We do not want to hate, we do not want to feel all of this feelings, we do not want to be victims anymore. ENOUGH! Enough pain, enough tears, enough suffering, enough control, limitations, unjust justifications, terror, torture, excuses, bombings, sleepless nights, dead civilians, black memories, bleak future, heart aching present, disturbed politics, fanatic politicians, religious bullshit, enough incarceration! WE SAY STOP! This is not the future we want!
We want three things. We want to be free. We want to be able to live a normal life. We want peace. Is that too much to ask? We are a peace movement consistent of young people in Gaza and supporters elsewhere that will not rest until the truth about Gaza is known by everybody in this whole world and in such a degree that no more silent consent or loud indifference will be accepted.
This is the Gazan youth’s manifesto for change!
We will start by destroying the occupation that surrounds ourselves, we will break free from this mental incarceration and regain our dignity and self respect. We will carry our heads high even though we will face resistance. We will work day and night in order to change these miserable conditions we are living under. We will build dreams where we meet walls.
We only hope that you – yes, you reading this statement right now! – can support us. In order to find out how, please write on our wall or contact us directly: freegazayouth@hotmail.com
We want to be free, we want to live, we want peace.

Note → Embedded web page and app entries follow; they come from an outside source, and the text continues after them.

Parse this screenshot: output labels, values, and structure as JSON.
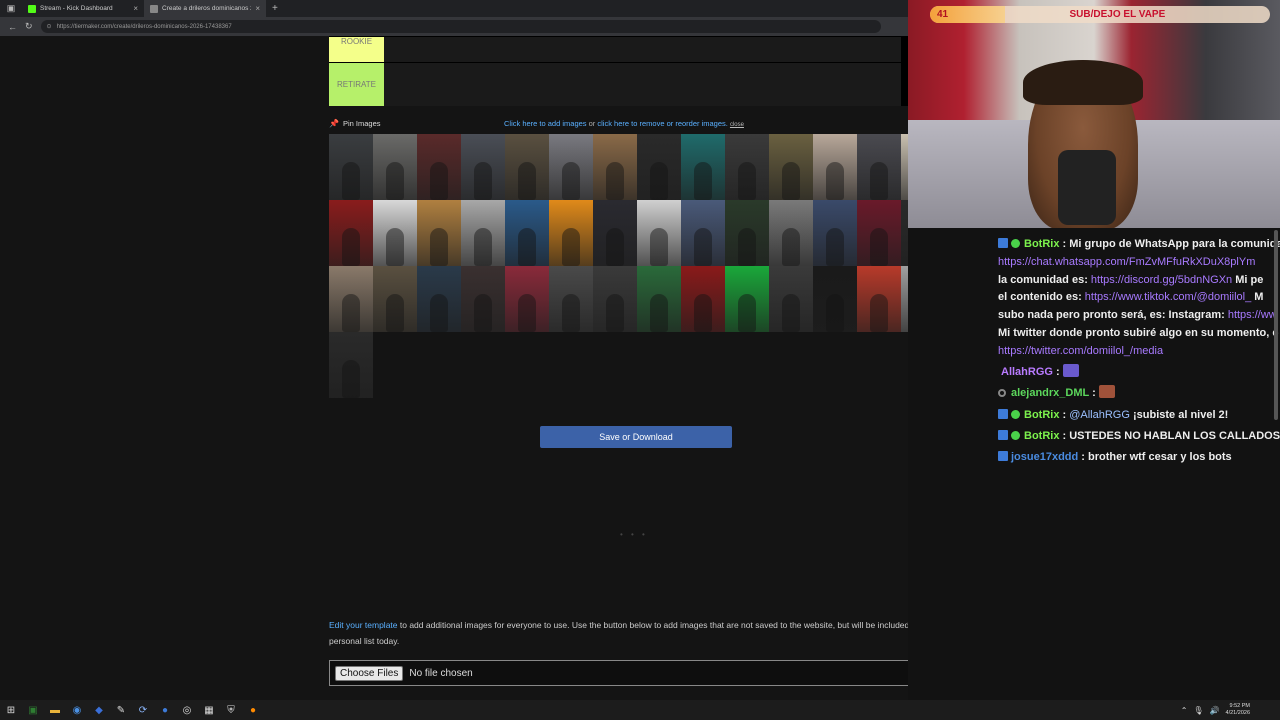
{
  "browser": {
    "tabs": [
      {
        "label": "Stream - Kick Dashboard",
        "favicon_color": "#53fc18"
      },
      {
        "label": "Create a drileros dominicanos 20...",
        "favicon_color": "#888888"
      }
    ],
    "url": "https://tiermaker.com/create/drileros-dominicanos-2026-17438367"
  },
  "tiers": [
    {
      "label": "ROOKIE",
      "color": "#f4ff8a"
    },
    {
      "label": "RETIRATE",
      "color": "#b6f06a"
    }
  ],
  "pin": {
    "label": "Pin Images",
    "add_link": "Click here to add images",
    "or_text": " or ",
    "reorder_link": "click here to remove or reorder images.",
    "close": "close"
  },
  "thumb_colors": [
    "#3a3d40",
    "#6a6a68",
    "#5a2a2a",
    "#4a4e56",
    "#5a5040",
    "#7a7a80",
    "#8a6a48",
    "#2a2a2a",
    "#1f6b6b",
    "#3a3a3a",
    "#6a6040",
    "#b8a89a",
    "#4a4a50",
    "#c9c0b0",
    "#8a1c1c",
    "#d8d8d8",
    "#b08040",
    "#a8a8a8",
    "#2a5a8a",
    "#e08a1a",
    "#2a2a30",
    "#d0d0d0",
    "#4a5a7a",
    "#2a3a2a",
    "#7a7a7a",
    "#3a4a6a",
    "#6a1a2a",
    "#2a2a2a",
    "#8a7a6a",
    "#5a5040",
    "#2a3a4a",
    "#3a3030",
    "#8a2a3a",
    "#4a4a4a",
    "#3a3a3a",
    "#2a6a3a",
    "#8a1a1a",
    "#1aa83a",
    "#3a3a3a",
    "#1a1a1a",
    "#b83a2a",
    "#a0a0a0",
    "#2a2a2a"
  ],
  "save_button": "Save or Download",
  "edit_note": {
    "link": "Edit your template",
    "text": " to add additional images for everyone to use. Use the button below to add images that are not saved to the website, but will be included in your personal list today."
  },
  "file_input": {
    "button": "Choose Files",
    "status": "No file chosen"
  },
  "stream_overlay": {
    "count": "41",
    "goal": "SUB/DEJO EL VAPE",
    "progress": 0.22
  },
  "chat": {
    "m1_user": "BotRix",
    "m1_text_a": "Mi grupo de WhatsApp para la comunidad",
    "m1_link_a": "https://chat.whatsapp.com/FmZvMFfuRkXDuX8plYm",
    "m1_text_b": "la comunidad es: ",
    "m1_link_b": "https://discord.gg/5bdnNGXn",
    "m1_text_c": " Mi pe",
    "m1_text_d": "el contenido es: ",
    "m1_link_c": "https://www.tiktok.com/@domiilol_",
    "m1_text_e": " M",
    "m1_text_f": "subo nada pero pronto será, es: Instagram: ",
    "m1_link_d": "https://ww",
    "m1_text_g": "Mi twitter donde pronto subiré algo en su momento, e",
    "m1_link_e": "https://twitter.com/domiilol_/media",
    "m2_user": "AllahRGG",
    "m3_user": "alejandrx_DML",
    "m4_user": "BotRix",
    "m4_mention": "@AllahRGG",
    "m4_text": " ¡subiste al nivel 2!",
    "m5_user": "BotRix",
    "m5_text": "USTEDES NO HABLAN LOS CALLADOS?",
    "m6_user": "josue17xddd",
    "m6_text": "brother wtf cesar y los bots",
    "separator": " : "
  },
  "taskbar": {
    "time": "9:52 PM",
    "date": "4/21/2026"
  }
}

Saturday, 1 January 2011

Boris Johnson And The Gnomes of Zurich.

Forget about Dave Cam and the Archbish Of Cant, if it's a New Years pronouncement you're looking for Boris Johnson is the boy. Having spent a lot of time warning against the possible mass exodus of bankers to Zurich if so much as a finger is laid on their rightful bonuses, Boris has now had to admit that this threatened migration has not happened. You could be forgiven for thinking that this is due to the financial sector still rolling in it but Boris reckons it should, "come as no surprise to anyone who has had to spend a night in Zurich". Oh! Boris. You are a wag. Such laughs.
Actually I spent a night in Zurich last year and it was not that bad. I stayed at the unusual Hotel Du Theatre in the old town and just yards from the cable car that climbs up to a mountain suburb. There seemed to be a lively gay scene and a noticeable alternative/punk presence. I also seem to remember that a litre of beer and the Swiss equivalent of sausage and bubble almost cost a bankers bonus-or a FIFA backhander eh Boris?.